The imbalance may simply reflect the media's preoccupation with conflict and confrontation. Liberal rallies in favor of reform have garnered no similar attention, although they've attracted hundreds, and in some cases thousands, of people. But I suspect the enthusiasm gap is at least partly real--that the hate for the plans moving through Congress runs much stronger than the love, that the people fighting to stop these bills feel more intensely, and have more determination, than those fighting to pass them.
If the possibility of lesser reform doesn't motivate liberals, then maybe something else will: the possibility of no reform. Twice in the last few decades, once during the Nixon era and then again during the Clinton years, liberals largely shunned compromise efforts at universal coverage because they didn't live up to progressive ideals.

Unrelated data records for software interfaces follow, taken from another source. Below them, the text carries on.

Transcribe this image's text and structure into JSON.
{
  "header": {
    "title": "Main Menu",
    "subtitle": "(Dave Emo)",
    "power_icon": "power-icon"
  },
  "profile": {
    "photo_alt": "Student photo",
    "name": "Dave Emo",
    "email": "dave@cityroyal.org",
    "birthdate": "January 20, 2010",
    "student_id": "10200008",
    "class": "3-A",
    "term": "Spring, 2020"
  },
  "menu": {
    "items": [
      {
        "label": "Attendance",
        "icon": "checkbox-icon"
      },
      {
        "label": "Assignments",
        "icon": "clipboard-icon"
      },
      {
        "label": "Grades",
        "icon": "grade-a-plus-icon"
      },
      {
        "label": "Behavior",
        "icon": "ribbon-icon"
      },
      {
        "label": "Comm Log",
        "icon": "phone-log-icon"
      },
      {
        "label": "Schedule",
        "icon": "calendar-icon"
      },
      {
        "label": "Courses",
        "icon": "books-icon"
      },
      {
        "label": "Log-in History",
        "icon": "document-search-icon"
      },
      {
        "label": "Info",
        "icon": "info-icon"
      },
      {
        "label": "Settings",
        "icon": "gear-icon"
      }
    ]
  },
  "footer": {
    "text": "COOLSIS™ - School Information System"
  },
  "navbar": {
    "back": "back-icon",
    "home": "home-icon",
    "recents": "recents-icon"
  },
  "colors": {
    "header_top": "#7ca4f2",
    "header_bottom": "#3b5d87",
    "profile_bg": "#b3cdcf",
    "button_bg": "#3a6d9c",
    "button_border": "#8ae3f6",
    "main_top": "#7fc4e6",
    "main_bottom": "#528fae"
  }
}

But holding out didn't lead to better legislation. It led to twenty years of trying to rebuild the momentum for reform, followed by a debate over proposals that are, if anything, less sweeping than their predecessors.Will the possibility of no reform ignite the Left? Or, is the greatest check on the Left the Left itself?